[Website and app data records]
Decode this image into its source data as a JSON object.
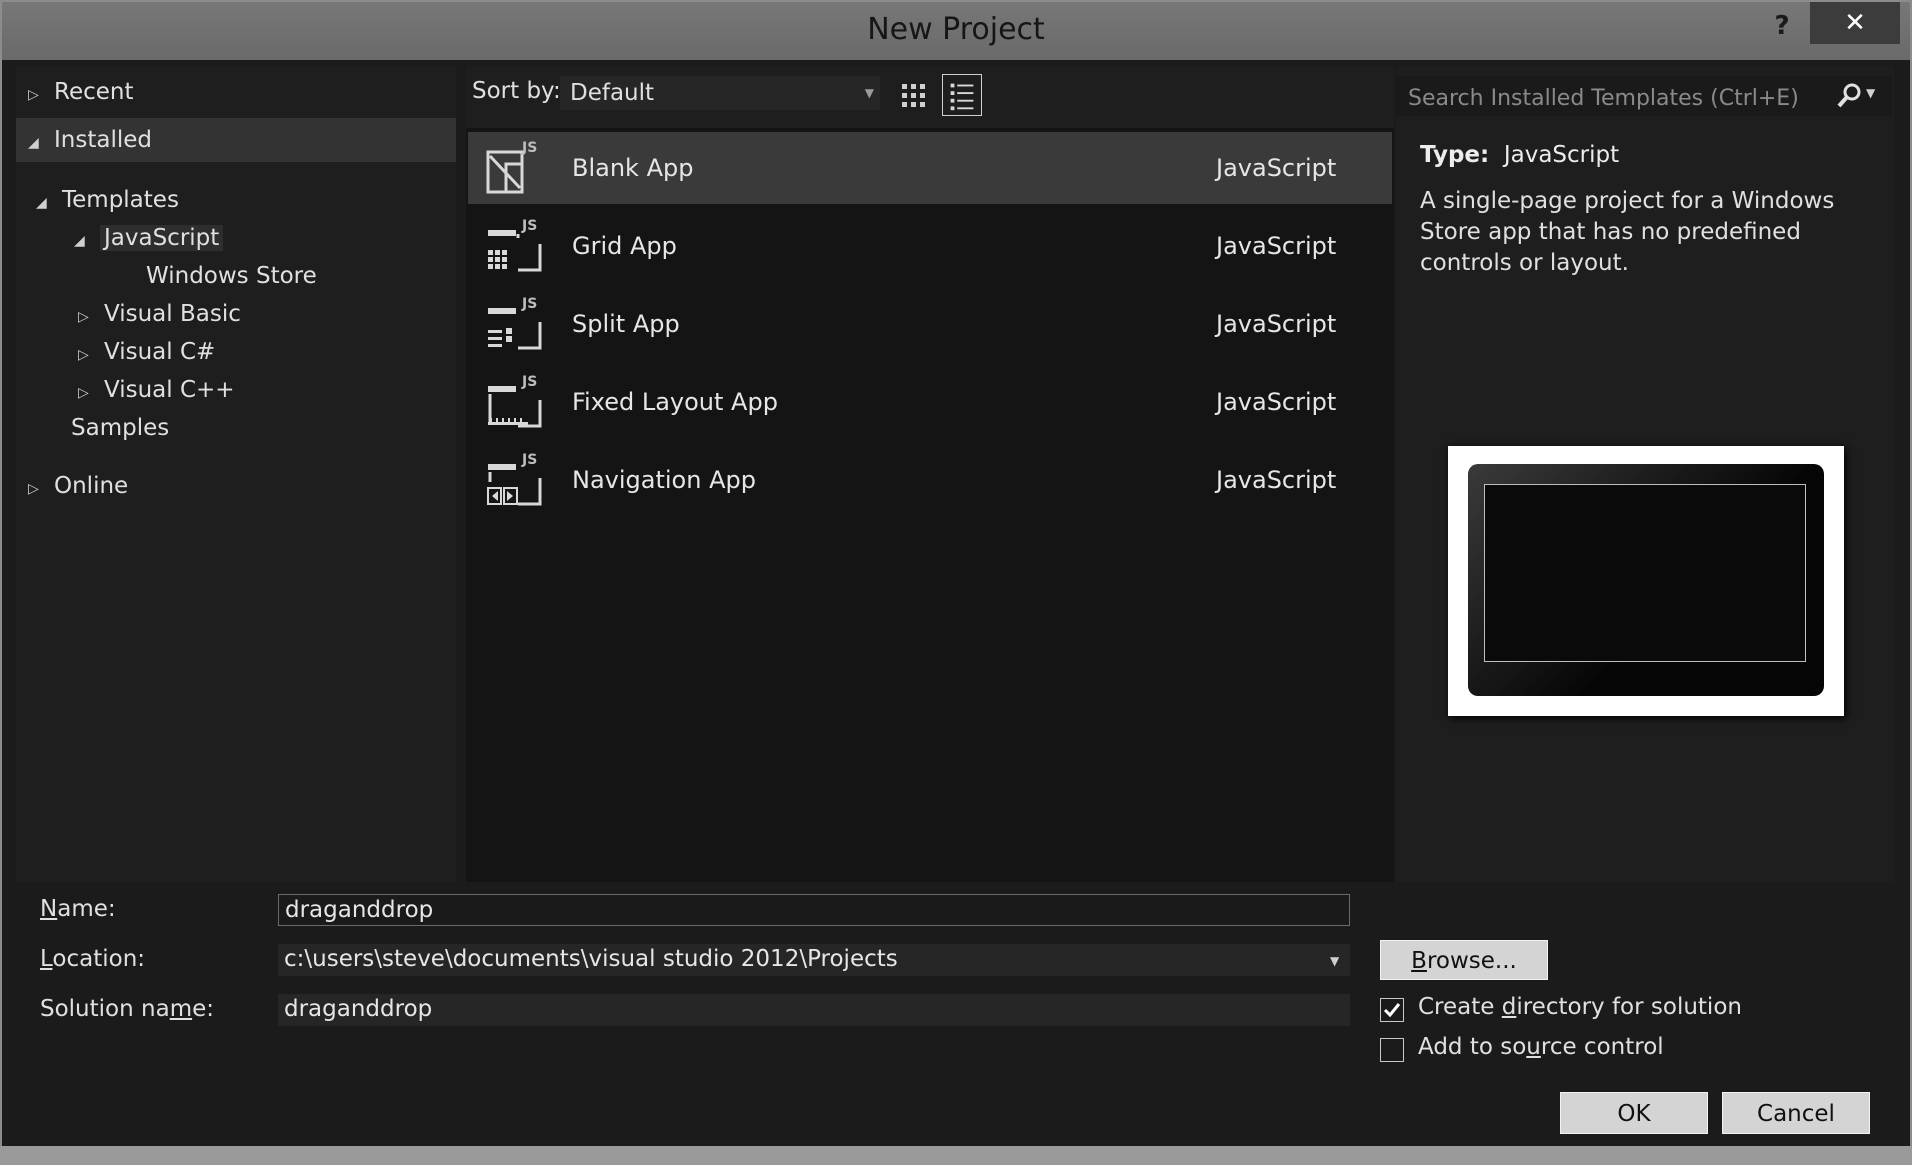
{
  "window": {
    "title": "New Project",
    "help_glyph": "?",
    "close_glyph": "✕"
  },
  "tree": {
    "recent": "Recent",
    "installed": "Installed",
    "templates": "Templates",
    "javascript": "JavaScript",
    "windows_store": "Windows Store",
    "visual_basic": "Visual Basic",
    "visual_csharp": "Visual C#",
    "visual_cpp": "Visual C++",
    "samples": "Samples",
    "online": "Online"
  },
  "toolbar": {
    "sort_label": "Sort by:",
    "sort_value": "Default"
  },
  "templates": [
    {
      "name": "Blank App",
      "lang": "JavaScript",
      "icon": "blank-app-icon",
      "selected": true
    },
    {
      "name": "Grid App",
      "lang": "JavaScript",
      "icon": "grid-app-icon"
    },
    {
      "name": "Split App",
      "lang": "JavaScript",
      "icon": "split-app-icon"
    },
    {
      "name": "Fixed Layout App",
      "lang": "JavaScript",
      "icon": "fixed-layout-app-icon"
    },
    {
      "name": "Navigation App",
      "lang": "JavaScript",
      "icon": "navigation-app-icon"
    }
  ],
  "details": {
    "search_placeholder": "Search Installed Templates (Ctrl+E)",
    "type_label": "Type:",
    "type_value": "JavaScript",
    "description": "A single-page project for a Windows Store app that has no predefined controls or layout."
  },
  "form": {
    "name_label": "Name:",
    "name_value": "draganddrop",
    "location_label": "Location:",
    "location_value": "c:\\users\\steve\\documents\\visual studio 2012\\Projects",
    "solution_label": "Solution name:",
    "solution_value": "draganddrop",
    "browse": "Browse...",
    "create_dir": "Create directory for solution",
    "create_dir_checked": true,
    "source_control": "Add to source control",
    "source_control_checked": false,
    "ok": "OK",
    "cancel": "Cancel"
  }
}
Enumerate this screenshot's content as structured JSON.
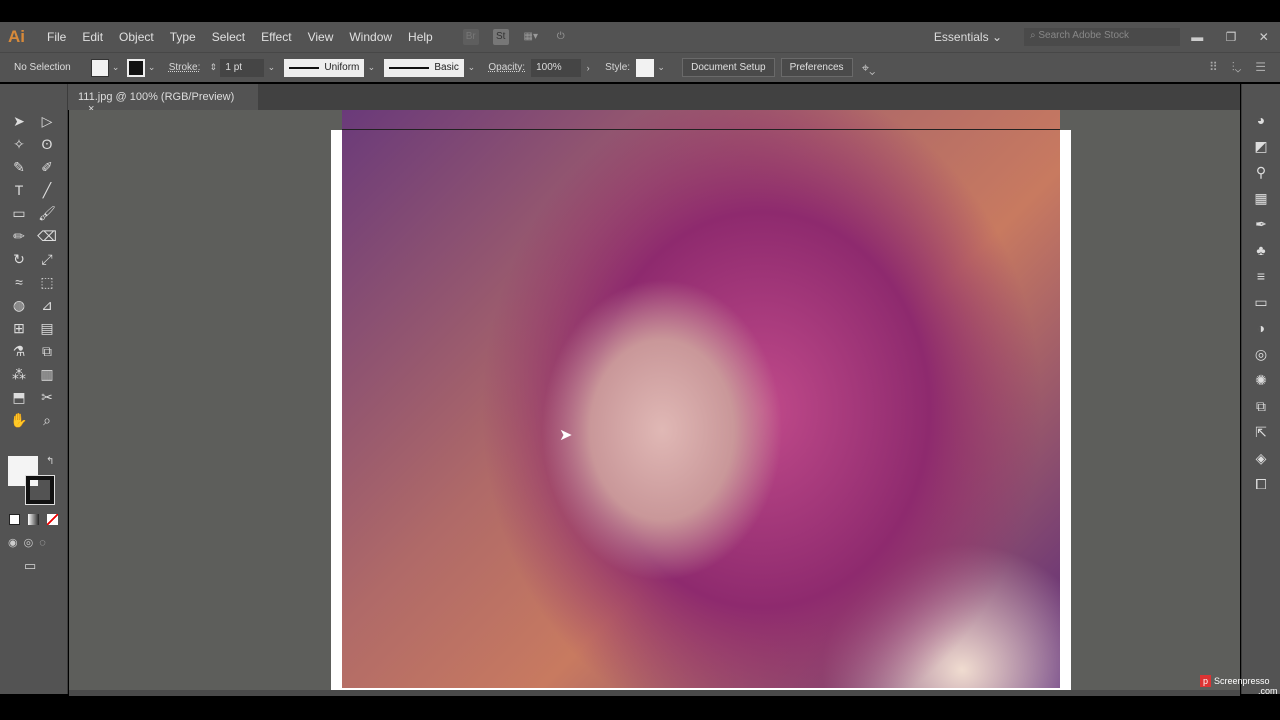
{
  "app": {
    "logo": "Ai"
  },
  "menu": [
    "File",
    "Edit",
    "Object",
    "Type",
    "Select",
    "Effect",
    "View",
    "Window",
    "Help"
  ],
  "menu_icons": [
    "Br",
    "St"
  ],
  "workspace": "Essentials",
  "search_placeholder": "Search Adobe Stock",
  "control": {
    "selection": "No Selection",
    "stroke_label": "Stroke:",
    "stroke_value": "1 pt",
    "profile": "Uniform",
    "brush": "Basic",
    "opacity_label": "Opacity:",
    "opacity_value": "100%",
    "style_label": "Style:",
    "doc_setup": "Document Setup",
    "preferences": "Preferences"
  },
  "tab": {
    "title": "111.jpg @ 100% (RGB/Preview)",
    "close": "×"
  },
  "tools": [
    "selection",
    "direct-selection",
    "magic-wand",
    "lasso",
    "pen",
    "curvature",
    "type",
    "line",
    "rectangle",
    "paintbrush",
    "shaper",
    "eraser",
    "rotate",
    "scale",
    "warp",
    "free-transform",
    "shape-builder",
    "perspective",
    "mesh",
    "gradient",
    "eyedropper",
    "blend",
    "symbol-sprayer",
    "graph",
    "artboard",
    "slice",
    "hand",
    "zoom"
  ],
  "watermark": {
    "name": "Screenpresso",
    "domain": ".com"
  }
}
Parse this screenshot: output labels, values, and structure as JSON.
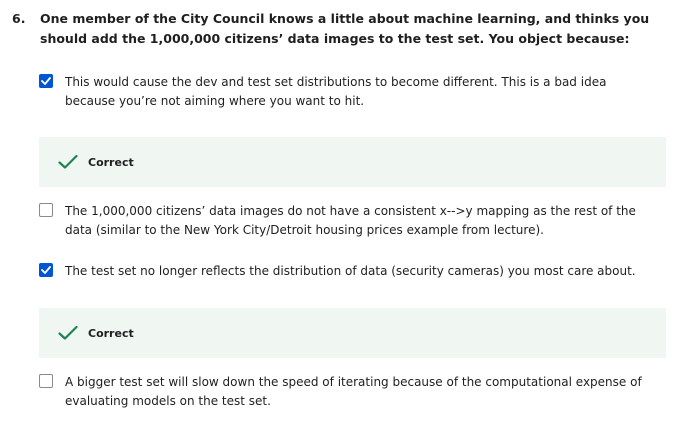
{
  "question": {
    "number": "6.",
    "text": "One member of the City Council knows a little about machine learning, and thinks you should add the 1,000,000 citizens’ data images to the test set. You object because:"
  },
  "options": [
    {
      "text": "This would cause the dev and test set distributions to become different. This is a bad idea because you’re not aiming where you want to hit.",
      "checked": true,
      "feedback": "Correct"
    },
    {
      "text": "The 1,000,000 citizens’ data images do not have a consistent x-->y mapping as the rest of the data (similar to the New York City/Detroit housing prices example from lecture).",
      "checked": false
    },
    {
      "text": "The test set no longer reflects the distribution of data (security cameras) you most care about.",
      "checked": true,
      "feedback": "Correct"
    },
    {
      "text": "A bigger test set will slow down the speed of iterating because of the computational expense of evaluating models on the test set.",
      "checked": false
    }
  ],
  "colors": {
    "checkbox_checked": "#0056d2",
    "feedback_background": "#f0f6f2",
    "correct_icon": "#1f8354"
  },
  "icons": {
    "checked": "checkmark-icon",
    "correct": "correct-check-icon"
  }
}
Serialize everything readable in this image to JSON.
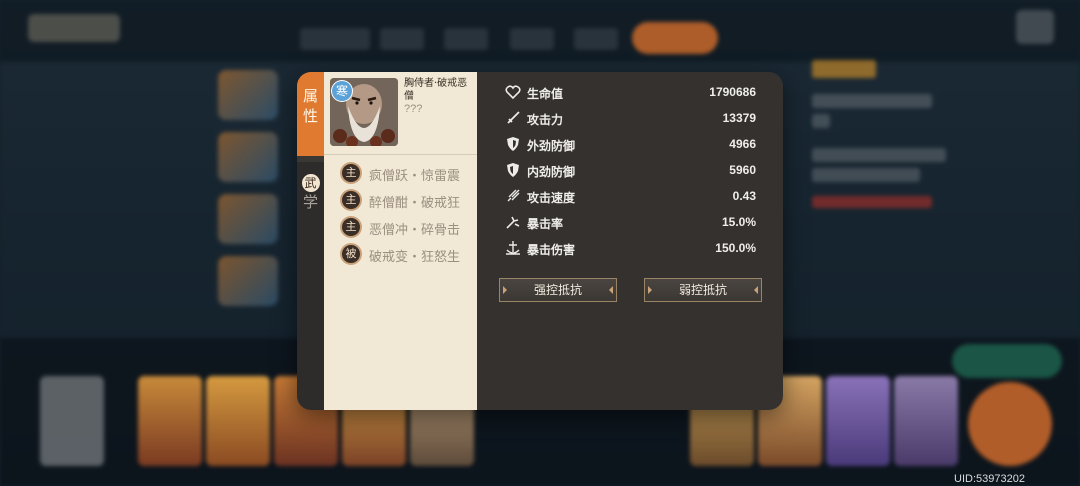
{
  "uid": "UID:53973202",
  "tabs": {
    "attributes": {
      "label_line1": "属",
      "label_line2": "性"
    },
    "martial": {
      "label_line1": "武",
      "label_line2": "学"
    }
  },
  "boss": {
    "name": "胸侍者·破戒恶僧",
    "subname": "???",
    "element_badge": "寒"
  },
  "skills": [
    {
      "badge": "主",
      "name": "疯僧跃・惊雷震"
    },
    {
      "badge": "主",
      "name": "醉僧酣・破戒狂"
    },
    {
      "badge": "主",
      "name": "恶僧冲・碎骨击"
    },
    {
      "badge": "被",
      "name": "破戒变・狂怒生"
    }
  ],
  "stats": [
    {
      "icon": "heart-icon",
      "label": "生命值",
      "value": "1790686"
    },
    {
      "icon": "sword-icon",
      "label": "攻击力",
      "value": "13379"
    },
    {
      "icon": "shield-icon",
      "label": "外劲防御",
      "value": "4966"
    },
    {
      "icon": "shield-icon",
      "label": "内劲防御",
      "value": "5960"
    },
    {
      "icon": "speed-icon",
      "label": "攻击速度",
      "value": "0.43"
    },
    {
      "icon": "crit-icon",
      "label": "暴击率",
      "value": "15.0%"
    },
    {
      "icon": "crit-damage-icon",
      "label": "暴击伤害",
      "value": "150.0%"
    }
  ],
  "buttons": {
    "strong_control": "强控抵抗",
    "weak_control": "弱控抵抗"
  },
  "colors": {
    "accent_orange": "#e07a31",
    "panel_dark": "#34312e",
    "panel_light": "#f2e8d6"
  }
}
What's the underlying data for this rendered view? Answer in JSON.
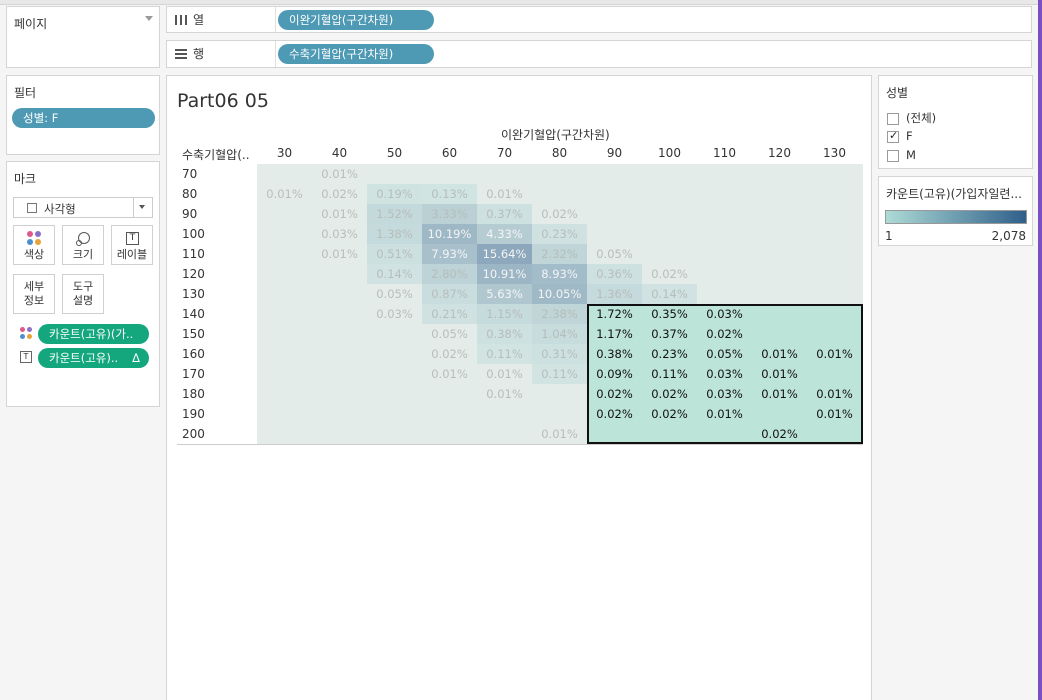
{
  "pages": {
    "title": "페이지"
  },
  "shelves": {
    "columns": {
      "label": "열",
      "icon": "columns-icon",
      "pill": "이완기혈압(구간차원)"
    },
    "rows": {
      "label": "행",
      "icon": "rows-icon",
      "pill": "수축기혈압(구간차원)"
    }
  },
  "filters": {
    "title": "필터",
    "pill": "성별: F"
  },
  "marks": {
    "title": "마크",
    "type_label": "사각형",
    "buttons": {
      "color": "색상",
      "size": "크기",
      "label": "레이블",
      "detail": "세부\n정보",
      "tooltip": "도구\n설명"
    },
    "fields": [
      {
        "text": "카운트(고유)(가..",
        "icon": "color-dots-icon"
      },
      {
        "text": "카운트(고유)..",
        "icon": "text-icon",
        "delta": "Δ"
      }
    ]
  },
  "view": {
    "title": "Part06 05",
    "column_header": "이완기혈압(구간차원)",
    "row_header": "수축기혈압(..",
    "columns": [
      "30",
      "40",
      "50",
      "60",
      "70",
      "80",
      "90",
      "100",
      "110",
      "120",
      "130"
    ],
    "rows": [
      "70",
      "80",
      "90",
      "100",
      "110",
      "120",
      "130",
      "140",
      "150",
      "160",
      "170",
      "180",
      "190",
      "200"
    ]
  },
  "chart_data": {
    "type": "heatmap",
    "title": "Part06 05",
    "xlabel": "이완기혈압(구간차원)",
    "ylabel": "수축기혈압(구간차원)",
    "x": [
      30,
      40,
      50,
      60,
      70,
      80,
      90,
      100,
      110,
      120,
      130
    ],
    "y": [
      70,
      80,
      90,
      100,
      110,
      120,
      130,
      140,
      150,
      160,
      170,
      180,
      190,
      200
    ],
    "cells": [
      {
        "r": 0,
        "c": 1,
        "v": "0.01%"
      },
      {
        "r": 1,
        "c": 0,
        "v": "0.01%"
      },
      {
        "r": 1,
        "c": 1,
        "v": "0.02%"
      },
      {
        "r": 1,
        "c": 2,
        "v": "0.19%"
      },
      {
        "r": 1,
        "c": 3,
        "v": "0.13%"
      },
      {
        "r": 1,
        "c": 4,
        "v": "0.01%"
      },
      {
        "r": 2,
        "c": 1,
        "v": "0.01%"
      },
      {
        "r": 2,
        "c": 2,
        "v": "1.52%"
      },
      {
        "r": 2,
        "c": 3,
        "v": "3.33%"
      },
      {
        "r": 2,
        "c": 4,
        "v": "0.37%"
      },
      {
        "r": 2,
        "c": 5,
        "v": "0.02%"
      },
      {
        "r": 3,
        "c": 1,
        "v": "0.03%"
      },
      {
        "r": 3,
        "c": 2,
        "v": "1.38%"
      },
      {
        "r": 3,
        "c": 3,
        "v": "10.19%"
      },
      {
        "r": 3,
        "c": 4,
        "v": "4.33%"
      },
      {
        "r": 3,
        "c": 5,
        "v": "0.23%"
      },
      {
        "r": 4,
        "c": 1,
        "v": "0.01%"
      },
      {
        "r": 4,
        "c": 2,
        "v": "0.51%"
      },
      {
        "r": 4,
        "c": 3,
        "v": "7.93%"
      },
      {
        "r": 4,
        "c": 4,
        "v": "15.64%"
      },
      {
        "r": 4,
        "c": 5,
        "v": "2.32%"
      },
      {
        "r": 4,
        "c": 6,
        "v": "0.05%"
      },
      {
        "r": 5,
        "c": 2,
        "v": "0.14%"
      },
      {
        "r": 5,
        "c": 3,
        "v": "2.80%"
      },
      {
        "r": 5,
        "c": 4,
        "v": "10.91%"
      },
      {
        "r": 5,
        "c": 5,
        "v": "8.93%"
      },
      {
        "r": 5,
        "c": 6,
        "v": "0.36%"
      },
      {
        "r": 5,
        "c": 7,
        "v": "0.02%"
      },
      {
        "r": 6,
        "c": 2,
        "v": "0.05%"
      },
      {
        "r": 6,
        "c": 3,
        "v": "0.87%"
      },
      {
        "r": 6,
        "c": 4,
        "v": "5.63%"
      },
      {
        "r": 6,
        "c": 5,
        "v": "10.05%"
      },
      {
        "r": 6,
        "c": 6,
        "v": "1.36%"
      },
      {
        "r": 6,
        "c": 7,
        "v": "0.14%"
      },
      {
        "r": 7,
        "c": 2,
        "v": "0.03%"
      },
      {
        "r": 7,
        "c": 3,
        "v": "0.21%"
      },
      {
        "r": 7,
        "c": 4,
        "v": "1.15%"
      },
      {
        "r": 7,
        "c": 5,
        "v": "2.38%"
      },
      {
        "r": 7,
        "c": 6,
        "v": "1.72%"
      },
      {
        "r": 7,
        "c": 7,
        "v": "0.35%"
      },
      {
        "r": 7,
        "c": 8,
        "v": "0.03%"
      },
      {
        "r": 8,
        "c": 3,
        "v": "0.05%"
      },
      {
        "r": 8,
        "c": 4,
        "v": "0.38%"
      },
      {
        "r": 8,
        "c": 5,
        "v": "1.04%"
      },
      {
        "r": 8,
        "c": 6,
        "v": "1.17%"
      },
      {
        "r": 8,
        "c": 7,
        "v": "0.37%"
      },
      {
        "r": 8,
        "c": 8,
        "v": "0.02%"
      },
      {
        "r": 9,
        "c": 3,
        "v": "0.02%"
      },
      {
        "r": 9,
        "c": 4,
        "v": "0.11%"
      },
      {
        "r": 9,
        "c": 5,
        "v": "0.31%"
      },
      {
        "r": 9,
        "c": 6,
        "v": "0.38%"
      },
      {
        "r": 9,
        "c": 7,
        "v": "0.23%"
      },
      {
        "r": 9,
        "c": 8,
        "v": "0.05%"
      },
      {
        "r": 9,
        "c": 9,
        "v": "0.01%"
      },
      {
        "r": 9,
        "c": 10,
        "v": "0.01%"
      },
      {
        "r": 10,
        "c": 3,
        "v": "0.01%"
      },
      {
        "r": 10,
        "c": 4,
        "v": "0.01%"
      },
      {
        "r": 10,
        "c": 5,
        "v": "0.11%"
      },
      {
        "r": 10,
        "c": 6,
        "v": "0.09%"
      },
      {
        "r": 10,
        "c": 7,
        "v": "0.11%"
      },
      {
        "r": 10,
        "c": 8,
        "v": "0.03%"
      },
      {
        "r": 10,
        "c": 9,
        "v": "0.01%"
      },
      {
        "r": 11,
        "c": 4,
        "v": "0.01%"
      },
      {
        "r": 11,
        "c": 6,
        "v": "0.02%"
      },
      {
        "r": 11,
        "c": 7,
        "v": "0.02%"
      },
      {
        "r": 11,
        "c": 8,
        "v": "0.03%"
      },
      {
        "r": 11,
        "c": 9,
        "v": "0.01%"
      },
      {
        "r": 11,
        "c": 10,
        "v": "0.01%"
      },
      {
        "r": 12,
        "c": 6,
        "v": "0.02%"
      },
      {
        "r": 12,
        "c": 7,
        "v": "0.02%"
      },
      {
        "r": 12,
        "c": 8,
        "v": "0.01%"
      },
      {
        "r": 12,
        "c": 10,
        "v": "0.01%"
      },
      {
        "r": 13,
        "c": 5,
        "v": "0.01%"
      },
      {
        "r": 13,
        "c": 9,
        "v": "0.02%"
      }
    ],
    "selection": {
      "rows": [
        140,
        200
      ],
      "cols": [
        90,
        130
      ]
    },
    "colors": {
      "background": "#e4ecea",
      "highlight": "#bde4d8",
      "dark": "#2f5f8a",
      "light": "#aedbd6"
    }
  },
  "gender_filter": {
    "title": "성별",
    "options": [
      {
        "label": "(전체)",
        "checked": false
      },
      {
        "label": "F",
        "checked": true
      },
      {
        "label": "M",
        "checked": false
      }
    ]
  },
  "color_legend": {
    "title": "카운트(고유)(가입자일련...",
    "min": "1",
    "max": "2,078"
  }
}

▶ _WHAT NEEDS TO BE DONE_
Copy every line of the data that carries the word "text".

▶ _SOLUTION TO THE EXERCISE_
    "text": "One member of the City Council knows a little about machine learning, and thinks you should add the 1,000,000 citizens’ data images to the test set. You object because:"
      "text": "This would cause the dev and test set distributions to become different. This is a bad idea because you’re not aiming where you want to hit.",
      "text": "The 1,000,000 citizens’ data images do not have a consistent x-->y mapping as the rest of the data (similar to the New York City/Detroit housing prices example from lecture).",
      "text": "The test set no longer reflects the distribution of data (security cameras) you most care about.",
      "text": "A bigger test set will slow down the speed of iterating because of the computational expense of evaluating models on the test set.",
        "text": "카운트(고유)(가..",
        "text": "카운트(고유)..",
        "icon": "text-icon",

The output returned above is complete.